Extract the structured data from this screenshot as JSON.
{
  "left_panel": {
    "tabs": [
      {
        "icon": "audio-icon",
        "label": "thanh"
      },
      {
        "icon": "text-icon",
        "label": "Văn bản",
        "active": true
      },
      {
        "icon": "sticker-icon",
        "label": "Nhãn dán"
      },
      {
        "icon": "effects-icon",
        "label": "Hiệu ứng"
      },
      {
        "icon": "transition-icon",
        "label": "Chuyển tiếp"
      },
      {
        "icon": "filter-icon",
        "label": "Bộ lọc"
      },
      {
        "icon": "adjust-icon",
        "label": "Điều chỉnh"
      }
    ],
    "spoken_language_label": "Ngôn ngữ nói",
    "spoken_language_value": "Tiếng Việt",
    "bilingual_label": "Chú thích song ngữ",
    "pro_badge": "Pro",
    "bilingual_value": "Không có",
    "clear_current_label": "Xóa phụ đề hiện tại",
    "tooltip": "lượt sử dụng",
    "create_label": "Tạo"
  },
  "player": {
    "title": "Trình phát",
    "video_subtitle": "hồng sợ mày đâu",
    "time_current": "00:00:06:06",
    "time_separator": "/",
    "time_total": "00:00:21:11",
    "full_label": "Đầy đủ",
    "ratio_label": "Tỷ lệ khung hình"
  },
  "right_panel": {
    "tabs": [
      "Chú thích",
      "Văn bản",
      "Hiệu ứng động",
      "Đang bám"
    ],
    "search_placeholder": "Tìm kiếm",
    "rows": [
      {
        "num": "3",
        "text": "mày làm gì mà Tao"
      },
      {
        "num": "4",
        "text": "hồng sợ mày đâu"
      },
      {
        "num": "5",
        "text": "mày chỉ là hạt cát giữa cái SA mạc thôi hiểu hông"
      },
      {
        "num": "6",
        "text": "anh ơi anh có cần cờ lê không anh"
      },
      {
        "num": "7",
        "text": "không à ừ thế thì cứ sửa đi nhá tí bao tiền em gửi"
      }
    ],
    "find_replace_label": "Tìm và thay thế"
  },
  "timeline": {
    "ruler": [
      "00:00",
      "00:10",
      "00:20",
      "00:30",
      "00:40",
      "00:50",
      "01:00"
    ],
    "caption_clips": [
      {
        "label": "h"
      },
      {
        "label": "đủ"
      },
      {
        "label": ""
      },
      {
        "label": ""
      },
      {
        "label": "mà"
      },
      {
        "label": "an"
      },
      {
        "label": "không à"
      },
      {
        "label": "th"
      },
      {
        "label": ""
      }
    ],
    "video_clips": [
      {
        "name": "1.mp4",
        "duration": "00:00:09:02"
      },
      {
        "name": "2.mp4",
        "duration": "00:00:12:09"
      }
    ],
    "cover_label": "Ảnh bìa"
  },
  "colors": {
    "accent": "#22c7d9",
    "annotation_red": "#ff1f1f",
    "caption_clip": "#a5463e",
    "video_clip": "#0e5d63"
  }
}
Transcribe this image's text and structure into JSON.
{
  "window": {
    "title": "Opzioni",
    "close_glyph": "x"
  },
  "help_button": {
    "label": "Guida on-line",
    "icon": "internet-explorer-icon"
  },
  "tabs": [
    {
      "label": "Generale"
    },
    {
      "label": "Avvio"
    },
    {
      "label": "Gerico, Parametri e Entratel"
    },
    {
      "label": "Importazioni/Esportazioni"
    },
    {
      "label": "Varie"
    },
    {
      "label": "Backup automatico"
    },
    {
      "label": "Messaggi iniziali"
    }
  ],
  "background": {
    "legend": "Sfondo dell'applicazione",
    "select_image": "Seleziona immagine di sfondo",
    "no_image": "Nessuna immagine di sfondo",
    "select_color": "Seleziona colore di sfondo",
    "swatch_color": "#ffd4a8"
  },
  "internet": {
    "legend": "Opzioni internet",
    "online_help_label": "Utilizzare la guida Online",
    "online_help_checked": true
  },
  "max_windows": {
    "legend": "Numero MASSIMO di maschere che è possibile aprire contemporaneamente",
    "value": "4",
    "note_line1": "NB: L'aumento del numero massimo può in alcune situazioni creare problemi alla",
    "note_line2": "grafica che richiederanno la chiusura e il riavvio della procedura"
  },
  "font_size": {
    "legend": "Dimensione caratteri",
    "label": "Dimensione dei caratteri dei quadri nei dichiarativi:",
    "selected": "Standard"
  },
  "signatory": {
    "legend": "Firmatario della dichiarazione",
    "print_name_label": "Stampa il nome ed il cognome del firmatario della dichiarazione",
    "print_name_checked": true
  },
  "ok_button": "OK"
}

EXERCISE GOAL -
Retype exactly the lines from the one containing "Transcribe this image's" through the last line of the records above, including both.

RESULT BELOW -
Transcribe this image's text and structure into JSON.
{
  "window": {
    "title": "Opzioni",
    "close_glyph": "x"
  },
  "help_button": {
    "label": "Guida on-line",
    "icon": "internet-explorer-icon"
  },
  "tabs": [
    {
      "label": "Generale"
    },
    {
      "label": "Avvio"
    },
    {
      "label": "Gerico, Parametri e Entratel"
    },
    {
      "label": "Importazioni/Esportazioni"
    },
    {
      "label": "Varie"
    },
    {
      "label": "Backup automatico"
    },
    {
      "label": "Messaggi iniziali"
    }
  ],
  "background": {
    "legend": "Sfondo dell'applicazione",
    "select_image": "Seleziona immagine di sfondo",
    "no_image": "Nessuna immagine di sfondo",
    "select_color": "Seleziona colore di sfondo",
    "swatch_color": "#ffd4a8"
  },
  "internet": {
    "legend": "Opzioni internet",
    "online_help_label": "Utilizzare la guida Online",
    "online_help_checked": true
  },
  "max_windows": {
    "legend": "Numero MASSIMO di maschere che è possibile aprire contemporaneamente",
    "value": "4",
    "note_line1": "NB: L'aumento del numero massimo può in alcune situazioni creare problemi alla",
    "note_line2": "grafica che richiederanno la chiusura e il riavvio della procedura"
  },
  "font_size": {
    "legend": "Dimensione caratteri",
    "label": "Dimensione dei caratteri dei quadri nei dichiarativi:",
    "selected": "Standard"
  },
  "signatory": {
    "legend": "Firmatario della dichiarazione",
    "print_name_label": "Stampa il nome ed il cognome del firmatario della dichiarazione",
    "print_name_checked": true
  },
  "ok_button": "OK"
}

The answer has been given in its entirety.